*** Begin section ***
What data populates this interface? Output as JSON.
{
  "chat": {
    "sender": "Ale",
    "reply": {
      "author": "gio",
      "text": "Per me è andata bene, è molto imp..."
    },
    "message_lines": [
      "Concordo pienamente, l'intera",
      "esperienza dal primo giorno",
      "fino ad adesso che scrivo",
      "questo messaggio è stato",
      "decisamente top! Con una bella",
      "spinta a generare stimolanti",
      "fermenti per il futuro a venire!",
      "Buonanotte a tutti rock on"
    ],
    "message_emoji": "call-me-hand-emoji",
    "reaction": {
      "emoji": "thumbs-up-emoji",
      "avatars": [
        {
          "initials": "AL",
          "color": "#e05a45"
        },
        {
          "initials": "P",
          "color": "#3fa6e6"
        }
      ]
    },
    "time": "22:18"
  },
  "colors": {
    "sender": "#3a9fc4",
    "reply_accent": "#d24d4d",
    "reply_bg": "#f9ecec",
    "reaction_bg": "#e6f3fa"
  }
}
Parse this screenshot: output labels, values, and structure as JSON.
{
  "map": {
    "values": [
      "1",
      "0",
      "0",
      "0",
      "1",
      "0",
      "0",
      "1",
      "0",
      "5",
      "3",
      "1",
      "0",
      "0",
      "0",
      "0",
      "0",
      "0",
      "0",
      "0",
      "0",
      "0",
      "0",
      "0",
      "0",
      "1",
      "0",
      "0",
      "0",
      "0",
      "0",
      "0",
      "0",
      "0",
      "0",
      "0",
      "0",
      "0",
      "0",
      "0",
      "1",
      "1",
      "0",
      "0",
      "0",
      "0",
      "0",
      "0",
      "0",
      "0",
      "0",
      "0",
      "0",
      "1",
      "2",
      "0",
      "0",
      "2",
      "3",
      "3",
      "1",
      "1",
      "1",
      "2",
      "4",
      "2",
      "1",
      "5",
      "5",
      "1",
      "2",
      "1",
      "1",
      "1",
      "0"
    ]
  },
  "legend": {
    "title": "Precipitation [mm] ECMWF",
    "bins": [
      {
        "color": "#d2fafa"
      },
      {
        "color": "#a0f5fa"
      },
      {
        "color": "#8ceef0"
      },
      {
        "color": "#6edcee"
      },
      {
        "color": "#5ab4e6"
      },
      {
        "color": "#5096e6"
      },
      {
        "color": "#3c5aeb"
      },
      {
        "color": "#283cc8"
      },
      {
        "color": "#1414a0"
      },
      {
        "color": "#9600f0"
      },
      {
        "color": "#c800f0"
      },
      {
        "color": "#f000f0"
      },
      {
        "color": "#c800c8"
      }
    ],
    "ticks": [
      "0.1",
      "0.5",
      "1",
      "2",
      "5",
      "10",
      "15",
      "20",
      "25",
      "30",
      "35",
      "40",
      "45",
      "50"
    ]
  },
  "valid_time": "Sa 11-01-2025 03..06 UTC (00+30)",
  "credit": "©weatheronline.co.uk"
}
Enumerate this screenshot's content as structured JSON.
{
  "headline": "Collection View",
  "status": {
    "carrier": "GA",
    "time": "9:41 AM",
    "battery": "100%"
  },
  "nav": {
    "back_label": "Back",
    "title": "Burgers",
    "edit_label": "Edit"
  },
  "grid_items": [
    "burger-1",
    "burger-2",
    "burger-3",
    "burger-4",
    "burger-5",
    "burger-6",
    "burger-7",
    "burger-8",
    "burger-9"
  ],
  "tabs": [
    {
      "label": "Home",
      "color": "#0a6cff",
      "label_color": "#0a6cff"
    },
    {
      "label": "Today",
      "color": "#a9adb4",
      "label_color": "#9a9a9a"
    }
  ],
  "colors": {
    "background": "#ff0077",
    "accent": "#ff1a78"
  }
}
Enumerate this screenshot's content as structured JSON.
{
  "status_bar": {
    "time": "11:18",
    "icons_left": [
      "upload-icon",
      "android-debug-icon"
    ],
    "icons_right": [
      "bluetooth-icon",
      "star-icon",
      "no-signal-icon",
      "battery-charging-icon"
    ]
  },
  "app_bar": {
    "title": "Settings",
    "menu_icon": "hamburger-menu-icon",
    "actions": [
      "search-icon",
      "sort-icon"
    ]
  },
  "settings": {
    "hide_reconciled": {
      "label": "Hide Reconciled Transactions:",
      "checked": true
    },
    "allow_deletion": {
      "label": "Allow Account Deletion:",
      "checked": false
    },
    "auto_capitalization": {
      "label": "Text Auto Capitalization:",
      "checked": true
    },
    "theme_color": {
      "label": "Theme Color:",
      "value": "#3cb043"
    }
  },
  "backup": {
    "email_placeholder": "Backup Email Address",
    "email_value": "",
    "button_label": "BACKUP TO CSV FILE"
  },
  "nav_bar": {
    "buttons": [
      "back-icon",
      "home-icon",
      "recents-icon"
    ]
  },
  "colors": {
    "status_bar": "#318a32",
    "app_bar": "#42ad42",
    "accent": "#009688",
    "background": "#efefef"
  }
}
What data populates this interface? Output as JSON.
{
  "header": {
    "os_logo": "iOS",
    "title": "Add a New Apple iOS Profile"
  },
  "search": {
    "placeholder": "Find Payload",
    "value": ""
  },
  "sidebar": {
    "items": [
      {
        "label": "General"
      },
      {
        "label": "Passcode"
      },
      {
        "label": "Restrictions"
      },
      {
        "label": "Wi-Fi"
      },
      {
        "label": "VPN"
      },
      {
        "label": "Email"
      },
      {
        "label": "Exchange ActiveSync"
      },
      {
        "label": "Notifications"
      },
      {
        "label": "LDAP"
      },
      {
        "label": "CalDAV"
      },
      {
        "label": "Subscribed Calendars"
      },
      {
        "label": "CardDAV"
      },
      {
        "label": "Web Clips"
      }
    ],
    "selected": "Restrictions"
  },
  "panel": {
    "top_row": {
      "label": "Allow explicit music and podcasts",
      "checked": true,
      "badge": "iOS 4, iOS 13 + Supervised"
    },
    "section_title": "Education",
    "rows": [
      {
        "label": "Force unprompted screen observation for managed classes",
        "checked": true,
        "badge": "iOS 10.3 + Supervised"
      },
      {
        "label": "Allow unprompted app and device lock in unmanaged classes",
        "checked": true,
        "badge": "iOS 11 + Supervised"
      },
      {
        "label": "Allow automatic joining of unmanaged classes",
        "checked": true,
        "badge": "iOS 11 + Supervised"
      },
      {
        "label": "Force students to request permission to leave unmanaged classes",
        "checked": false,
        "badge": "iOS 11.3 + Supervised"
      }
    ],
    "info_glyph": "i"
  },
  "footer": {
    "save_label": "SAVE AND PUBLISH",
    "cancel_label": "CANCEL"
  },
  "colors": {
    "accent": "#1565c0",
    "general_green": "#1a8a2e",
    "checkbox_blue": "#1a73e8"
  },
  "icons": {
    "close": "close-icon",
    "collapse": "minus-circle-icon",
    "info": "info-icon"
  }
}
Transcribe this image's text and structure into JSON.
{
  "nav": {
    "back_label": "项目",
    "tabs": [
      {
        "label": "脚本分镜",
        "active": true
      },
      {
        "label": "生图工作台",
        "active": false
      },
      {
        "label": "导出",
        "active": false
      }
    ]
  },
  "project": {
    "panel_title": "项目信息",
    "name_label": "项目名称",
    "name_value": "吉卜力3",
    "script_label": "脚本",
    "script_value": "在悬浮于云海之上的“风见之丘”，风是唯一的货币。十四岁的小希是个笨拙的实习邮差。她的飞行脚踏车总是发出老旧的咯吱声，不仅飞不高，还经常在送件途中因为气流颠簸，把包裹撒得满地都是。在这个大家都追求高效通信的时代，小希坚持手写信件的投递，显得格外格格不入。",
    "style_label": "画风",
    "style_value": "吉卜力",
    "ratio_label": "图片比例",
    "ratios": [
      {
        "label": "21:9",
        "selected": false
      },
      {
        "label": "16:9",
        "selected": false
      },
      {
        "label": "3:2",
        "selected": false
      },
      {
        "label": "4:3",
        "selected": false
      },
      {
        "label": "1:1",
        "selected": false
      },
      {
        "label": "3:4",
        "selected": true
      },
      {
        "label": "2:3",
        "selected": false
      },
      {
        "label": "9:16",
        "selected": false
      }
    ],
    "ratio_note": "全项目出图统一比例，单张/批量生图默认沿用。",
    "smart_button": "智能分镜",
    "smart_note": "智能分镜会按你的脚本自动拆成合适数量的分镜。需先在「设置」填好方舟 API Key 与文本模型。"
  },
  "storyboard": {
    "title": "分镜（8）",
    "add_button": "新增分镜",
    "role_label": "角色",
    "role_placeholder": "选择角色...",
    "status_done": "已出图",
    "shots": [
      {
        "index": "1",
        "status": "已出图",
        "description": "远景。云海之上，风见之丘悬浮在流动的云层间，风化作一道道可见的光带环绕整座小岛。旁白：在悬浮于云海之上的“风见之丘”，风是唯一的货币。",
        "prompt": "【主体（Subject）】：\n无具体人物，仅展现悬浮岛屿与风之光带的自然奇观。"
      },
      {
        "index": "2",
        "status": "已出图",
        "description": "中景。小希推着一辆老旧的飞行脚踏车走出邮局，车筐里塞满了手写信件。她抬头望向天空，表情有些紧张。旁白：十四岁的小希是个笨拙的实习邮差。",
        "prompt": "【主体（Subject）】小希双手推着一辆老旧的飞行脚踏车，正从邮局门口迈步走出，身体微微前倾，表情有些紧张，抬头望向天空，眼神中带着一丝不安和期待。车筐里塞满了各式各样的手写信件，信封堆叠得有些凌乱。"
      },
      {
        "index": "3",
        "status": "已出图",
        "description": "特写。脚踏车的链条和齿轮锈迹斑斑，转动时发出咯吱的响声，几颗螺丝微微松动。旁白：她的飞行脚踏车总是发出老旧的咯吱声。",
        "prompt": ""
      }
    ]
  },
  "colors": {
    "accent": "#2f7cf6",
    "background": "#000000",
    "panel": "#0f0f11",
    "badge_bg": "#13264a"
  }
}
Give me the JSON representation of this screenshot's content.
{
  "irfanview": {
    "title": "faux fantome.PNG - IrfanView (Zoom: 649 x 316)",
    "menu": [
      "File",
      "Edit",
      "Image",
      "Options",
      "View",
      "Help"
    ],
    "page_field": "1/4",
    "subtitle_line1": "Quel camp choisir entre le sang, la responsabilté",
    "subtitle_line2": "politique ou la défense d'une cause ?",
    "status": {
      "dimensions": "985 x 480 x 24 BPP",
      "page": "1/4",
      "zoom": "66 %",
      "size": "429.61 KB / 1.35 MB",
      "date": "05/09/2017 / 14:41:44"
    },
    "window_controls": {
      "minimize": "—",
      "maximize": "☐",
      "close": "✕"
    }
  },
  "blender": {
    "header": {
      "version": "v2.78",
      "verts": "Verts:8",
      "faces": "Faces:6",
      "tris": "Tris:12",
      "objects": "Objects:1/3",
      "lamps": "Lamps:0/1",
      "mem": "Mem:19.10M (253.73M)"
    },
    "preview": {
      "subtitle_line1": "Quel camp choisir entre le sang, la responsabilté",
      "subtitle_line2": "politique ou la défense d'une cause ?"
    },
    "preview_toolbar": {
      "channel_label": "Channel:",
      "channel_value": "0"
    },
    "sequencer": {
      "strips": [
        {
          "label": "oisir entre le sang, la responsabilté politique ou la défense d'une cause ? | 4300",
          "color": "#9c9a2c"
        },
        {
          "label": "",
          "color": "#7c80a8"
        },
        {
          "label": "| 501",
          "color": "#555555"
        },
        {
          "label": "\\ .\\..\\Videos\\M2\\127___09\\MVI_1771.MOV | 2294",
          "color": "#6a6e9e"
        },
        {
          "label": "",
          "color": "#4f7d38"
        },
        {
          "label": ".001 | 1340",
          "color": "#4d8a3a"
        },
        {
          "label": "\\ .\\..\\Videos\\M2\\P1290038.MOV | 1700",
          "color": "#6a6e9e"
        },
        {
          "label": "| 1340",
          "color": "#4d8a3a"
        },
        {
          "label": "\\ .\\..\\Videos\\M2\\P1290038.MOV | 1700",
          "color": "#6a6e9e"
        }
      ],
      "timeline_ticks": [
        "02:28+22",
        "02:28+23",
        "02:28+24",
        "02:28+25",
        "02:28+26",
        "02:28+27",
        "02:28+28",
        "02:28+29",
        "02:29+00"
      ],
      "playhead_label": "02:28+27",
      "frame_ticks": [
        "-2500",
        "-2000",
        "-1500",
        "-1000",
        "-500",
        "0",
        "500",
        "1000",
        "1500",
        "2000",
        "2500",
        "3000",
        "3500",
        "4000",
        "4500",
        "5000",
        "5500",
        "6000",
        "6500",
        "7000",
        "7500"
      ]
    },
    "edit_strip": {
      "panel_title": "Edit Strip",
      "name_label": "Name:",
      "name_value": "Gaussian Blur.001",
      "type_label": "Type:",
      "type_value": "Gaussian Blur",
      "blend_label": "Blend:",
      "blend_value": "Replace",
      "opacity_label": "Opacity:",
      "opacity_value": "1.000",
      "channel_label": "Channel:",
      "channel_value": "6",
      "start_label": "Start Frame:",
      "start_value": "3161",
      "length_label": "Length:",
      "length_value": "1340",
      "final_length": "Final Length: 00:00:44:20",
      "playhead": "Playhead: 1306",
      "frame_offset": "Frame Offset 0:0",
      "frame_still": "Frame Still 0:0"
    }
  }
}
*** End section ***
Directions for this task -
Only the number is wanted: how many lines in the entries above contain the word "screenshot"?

Task answer -
4